The performance seen in the 11 S&P Sectors have indicated a wide spread selling across the board, from the previous outperformers in the past three months; Energy, Industrials, Financials, Materials (cyclicals, value & commodities related theme plays) to big tech and even defensives such as Utilities and Health Care where losses ranged from -1% to -3.61%.
The main catalyst that has trigged this current “sell everything” sentiment is the steeping pace of rising long dated US Treasury yields despite Fed Chair Powell’s recent two days of “dovish” congressional testaments that has indicated that the Fed is in no hurry to taper its current bond buying programme as Fed’s inflation target may not be achieved in the next three years. Yesterday, the 10-year US Treasury yield has staged a clear bullish breakout above the 1.38% major resistance where it surged by 14 basis points to close at 1.52% in the US session, its biggest single day gain in terms of basis points since its medium-term uptrend that started in 4 August 2020 low of 0.50%. In addition, the 10-year US Treasury yield at 1.52% has surpassed marginally above the S&P 500’s dividend yield at 1.51%.
The carnage has spread to Asia stock markets as well; Japan’s Nikkei 225 (-2.39%), South Korea’s KOSPI 200 (-2.93%), China’s CSI 300 (-1.80%), Hong Kong’s Hang Seng Index (-2.06%), Hang Seng TECH Index (-4.22%), Australia’s ASX 200 (-2.03%) and Singapore’s Straits Times Index (-1.05%) at this time of the writing.
One “comforting” element for risk assets will be the movement seen in the foreign exchange market where past sell-off in stocks of such magnitude tends to see a strengthening of USD. But the US Dollar Index has not seen a significant rally and in fact inched marginally lower by -0.05% to 90.13 at the close of yesterday US session and remains below a key short-term resistance of 90.44. Also, the USD/CNH (offshore Yuan) recent bounce from its 6.40 major support has also been capped below a significant range resistance of 6.5110 in place since 18 January. Hence, the current movement seen in the foreign exchange market has not yet signalled a major topping process for global equities; perhaps what we are seeing now is likely a multi-week corrective decline unfolding within a major uptrend phase that remains intact since Mar 2020 low.
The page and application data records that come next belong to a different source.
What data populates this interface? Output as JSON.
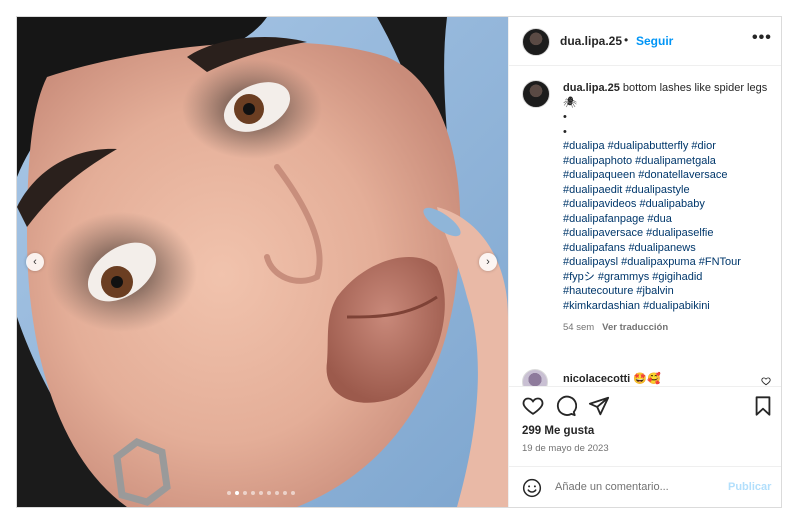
{
  "post": {
    "username": "dua.lipa.25",
    "separator": "•",
    "follow_label": "Seguir",
    "more_label": "•••",
    "caption": {
      "username": "dua.lipa.25",
      "text": "bottom lashes like spider legs 🕷",
      "bullets": [
        "•",
        "•"
      ],
      "hashtag_lines": [
        "#dualipa #dualipabutterfly #dior",
        "#dualipaphoto #dualipametgala",
        "#dualipaqueen #donatellaversace",
        "#dualipaedit #dualipastyle",
        "#dualipavideos #dualipababy",
        "#dualipafanpage #dua",
        "#dualipaversace #dualipaselfie",
        "#dualipafans #dualipanews",
        "#dualipaysl #dualipaxpuma #FNTour",
        "#fypシ #grammys #gigihadid",
        "#hautecouture #jbalvin",
        "#kimkardashian #dualipabikini"
      ],
      "age": "54 sem",
      "translate_label": "Ver traducción"
    },
    "comment": {
      "username": "nicolacecotti",
      "text": "🤩🥰",
      "heart_icon": "heart-outline-icon"
    },
    "likes": "299 Me gusta",
    "date": "19 de mayo de 2023",
    "add_comment": {
      "placeholder": "Añade un comentario...",
      "post_label": "Publicar"
    },
    "carousel": {
      "prev_icon": "‹",
      "next_icon": "›",
      "dot_count": 9,
      "active_dot": 1
    }
  },
  "colors": {
    "follow": "#0095f6",
    "hashtag": "#00376b",
    "muted": "#737373",
    "post_disabled": "#b2dffc"
  }
}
Chart of the day – USD/CNH
USD/CNH remains below 6.5110 key range resistance
Source: CMC Markets